Herschel eventually went to the NFL and was a star for the Dallas Cowboys. He capped his career by making the Cowboys a dynasty, when he was traded to the Vikings for a boatload of draft picks that turned into the core of a three-time Super Bowl winner.
All of that makes for an impressive career, even if the latter “achievement” comes about in a backhanded way. But Herschel should have one more feather in his cap—he deserves to be a multiple Heisman Trophy winner. He got robbed of the award in his freshman year of 1980.
George Rogers, the big physical running back out of South Carolina won the award and based purely on raw numbers, it’s a defensible vote. Rogers rushed for 1,781 yards compared to 1,616 for Walker. In an 11-game schedule, a 165-yard difference does count for something. Rogers also nipped Walker in yards-per-carry, 6.0 to 5.9. South Carolina went 8-3 in the regular season, their best performance since at least the late 1950s and probably ever, up to that time.
But Heismans are never given by raw numbers alone. Herschel’s total yards and yard-per-carry are good enough to put him in the conversation and there are two key performances that should push him over the top. One of them came in the regular season’s signature game, a 26-21 win over Florida. He took off for a 72-yard touchdown run on the game’s first play and finished with 238 yards.
Even more important for Heisman purposes is what happened one week earlier. Walker and Rogers went head-to-head in a high-profile game where South Carolina still had a shot at a major bowl bid. Rogers was good, with 168 yards, but Walker was better with 219, and his team won the football game, 13-10.
Georgia also played a significantly tougher schedule.
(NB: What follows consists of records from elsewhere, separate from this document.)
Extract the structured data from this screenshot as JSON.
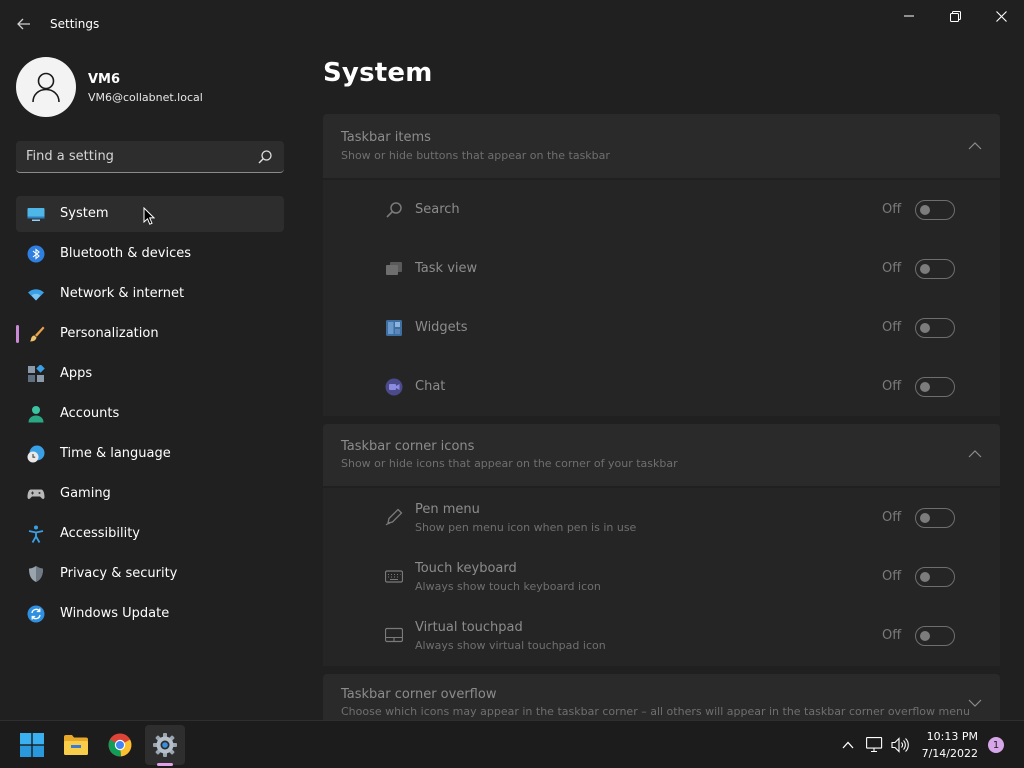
{
  "window": {
    "title": "Settings",
    "back_icon": "back-arrow-icon"
  },
  "profile": {
    "name": "VM6",
    "email": "VM6@collabnet.local"
  },
  "search": {
    "placeholder": "Find a setting"
  },
  "nav": {
    "items": [
      {
        "label": "System",
        "icon": "system-display-icon",
        "selected": true
      },
      {
        "label": "Bluetooth & devices",
        "icon": "bluetooth-icon"
      },
      {
        "label": "Network & internet",
        "icon": "wifi-icon"
      },
      {
        "label": "Personalization",
        "icon": "brush-icon"
      },
      {
        "label": "Apps",
        "icon": "apps-icon"
      },
      {
        "label": "Accounts",
        "icon": "person-icon"
      },
      {
        "label": "Time & language",
        "icon": "clock-globe-icon"
      },
      {
        "label": "Gaming",
        "icon": "gamepad-icon"
      },
      {
        "label": "Accessibility",
        "icon": "accessibility-icon"
      },
      {
        "label": "Privacy & security",
        "icon": "shield-icon"
      },
      {
        "label": "Windows Update",
        "icon": "update-icon"
      }
    ]
  },
  "content": {
    "page_title": "System",
    "taskbar_items": {
      "title": "Taskbar items",
      "subtitle": "Show or hide buttons that appear on the taskbar",
      "rows": [
        {
          "label": "Search",
          "state": "Off",
          "icon": "search-icon"
        },
        {
          "label": "Task view",
          "state": "Off",
          "icon": "task-view-icon"
        },
        {
          "label": "Widgets",
          "state": "Off",
          "icon": "widgets-icon"
        },
        {
          "label": "Chat",
          "state": "Off",
          "icon": "chat-icon"
        }
      ]
    },
    "corner_icons": {
      "title": "Taskbar corner icons",
      "subtitle": "Show or hide icons that appear on the corner of your taskbar",
      "rows": [
        {
          "label": "Pen menu",
          "desc": "Show pen menu icon when pen is in use",
          "state": "Off",
          "icon": "pen-icon"
        },
        {
          "label": "Touch keyboard",
          "desc": "Always show touch keyboard icon",
          "state": "Off",
          "icon": "keyboard-icon"
        },
        {
          "label": "Virtual touchpad",
          "desc": "Always show virtual touchpad icon",
          "state": "Off",
          "icon": "touchpad-icon"
        }
      ]
    },
    "corner_overflow": {
      "title": "Taskbar corner overflow",
      "subtitle": "Choose which icons may appear in the taskbar corner – all others will appear in the taskbar corner overflow menu"
    }
  },
  "taskbar": {
    "apps": [
      {
        "icon": "windows-start-icon"
      },
      {
        "icon": "file-explorer-icon"
      },
      {
        "icon": "chrome-icon"
      },
      {
        "icon": "settings-gear-icon",
        "active": true
      }
    ],
    "time": "10:13 PM",
    "date": "7/14/2022",
    "notifications": "1"
  },
  "colors": {
    "background": "#202020",
    "accent": "#c98ad6",
    "toggle_off_border": "#6e6e6e"
  }
}
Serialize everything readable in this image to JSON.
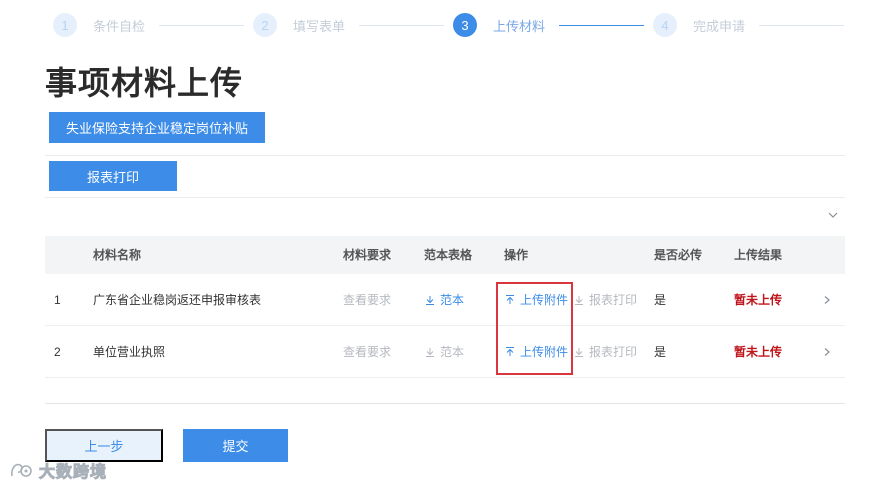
{
  "steps": [
    {
      "num": "1",
      "label": "条件自检"
    },
    {
      "num": "2",
      "label": "填写表单"
    },
    {
      "num": "3",
      "label": "上传材料"
    },
    {
      "num": "4",
      "label": "完成申请"
    }
  ],
  "page": {
    "title": "事项材料上传",
    "subsidy_button": "失业保险支持企业稳定岗位补贴",
    "print_button": "报表打印"
  },
  "table": {
    "headers": {
      "name": "材料名称",
      "requirement": "材料要求",
      "template": "范本表格",
      "operation": "操作",
      "required": "是否必传",
      "result": "上传结果"
    },
    "rows": [
      {
        "index": "1",
        "name": "广东省企业稳岗返还申报审核表",
        "requirement": "查看要求",
        "template": "范本",
        "upload": "上传附件",
        "print": "报表打印",
        "required": "是",
        "result": "暂未上传"
      },
      {
        "index": "2",
        "name": "单位营业执照",
        "requirement": "查看要求",
        "template": "范本",
        "upload": "上传附件",
        "print": "报表打印",
        "required": "是",
        "result": "暂未上传"
      }
    ]
  },
  "footer": {
    "prev_button": "上一步",
    "submit_button": "提交"
  },
  "watermark": {
    "text": "大数跨境"
  },
  "colors": {
    "primary": "#3d8ce8",
    "danger": "#c0141b",
    "highlight": "#d9363e"
  }
}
In the world of 1980, this was a non-conference game. South Carolina, an independent, had played opponents like Pacific, Wichita State and the Citadel. Georgia had considerable leeway in putting together their own non-league slate. The SEC only played six conference games and most teams used that to load up on creampuffs (some things never change).
But the Dawgs weren’t one of them. They played Clemson, a team that would win the national title one year later. There was no opponent Georgia played that was as bad as Pacific, Wichita and the Citadel. That gives Rogers’ one edge—raw statistical superiority—a whole new perspective.
There’s really only one reason Walker didn’t win—because he was a freshman and until very recently, voters simply didn’t consider freshmen for the Heisman. It’s time for history to correct that. Ohio State’s Archie Griffin is the only player to win two Heisman Trophies, going back-to-back in 1974-75. Herschel Walker should be on that list as well, with a 1980 Heisman Trophy joining the award he deservedly won in 1982 on his mantle.